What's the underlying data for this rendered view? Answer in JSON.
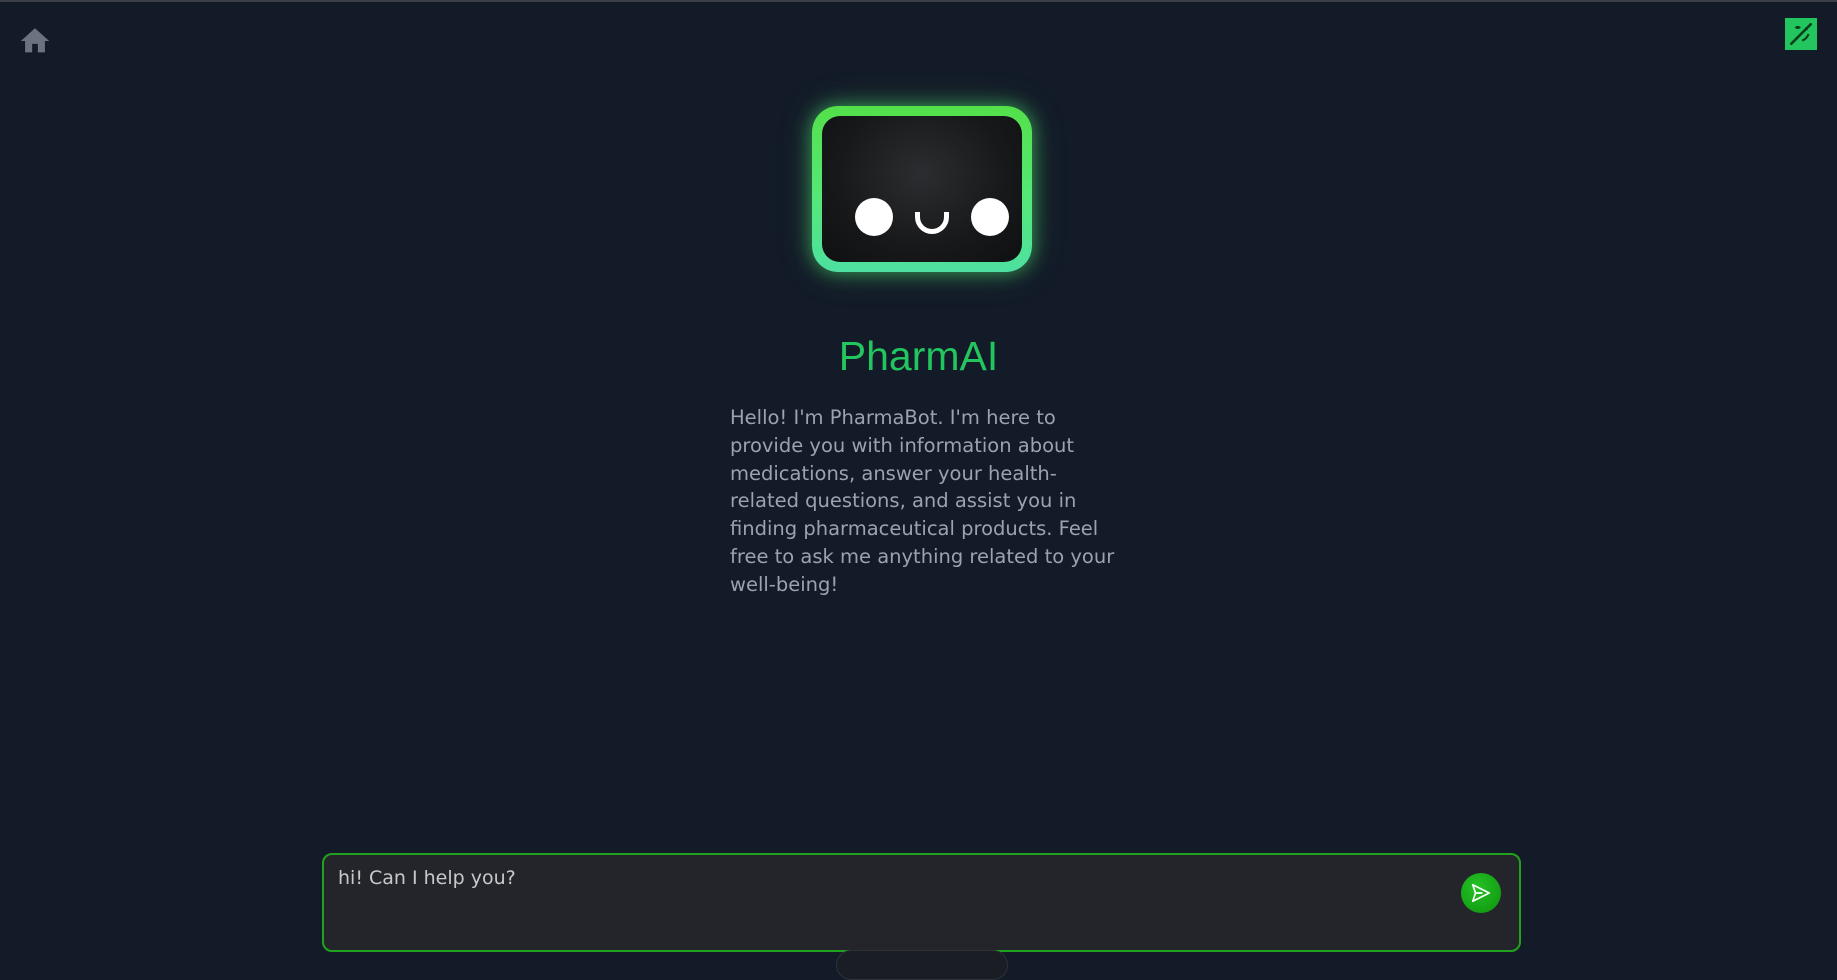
{
  "app": {
    "title": "PharmAI"
  },
  "nav": {
    "home_icon": "home-icon",
    "theme_icon": "theme-toggle-icon"
  },
  "bot": {
    "avatar_icon": "robot-face-icon",
    "intro": "Hello! I'm PharmaBot. I'm here to provide you with information about medications, answer your health-related questions, and assist you in finding pharmaceutical products. Feel free to ask me anything related to your well-being!"
  },
  "chat": {
    "placeholder": "hi! Can I help you?",
    "send_icon": "send-icon"
  },
  "colors": {
    "background": "#131a28",
    "accent": "#22c55e",
    "input_border": "#1fa31f",
    "send_button": "#14a014",
    "text_muted": "#9ca3af"
  }
}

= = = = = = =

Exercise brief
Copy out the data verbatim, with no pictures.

Result for this task
What's the underlying data for this rendered view? Answer in JSON.
{
  "app": {
    "title": "PharmAI"
  },
  "nav": {
    "home_icon": "home-icon",
    "theme_icon": "theme-toggle-icon"
  },
  "bot": {
    "avatar_icon": "robot-face-icon",
    "intro": "Hello! I'm PharmaBot. I'm here to provide you with information about medications, answer your health-related questions, and assist you in finding pharmaceutical products. Feel free to ask me anything related to your well-being!"
  },
  "chat": {
    "placeholder": "hi! Can I help you?",
    "send_icon": "send-icon"
  },
  "colors": {
    "background": "#131a28",
    "accent": "#22c55e",
    "input_border": "#1fa31f",
    "send_button": "#14a014",
    "text_muted": "#9ca3af"
  }
}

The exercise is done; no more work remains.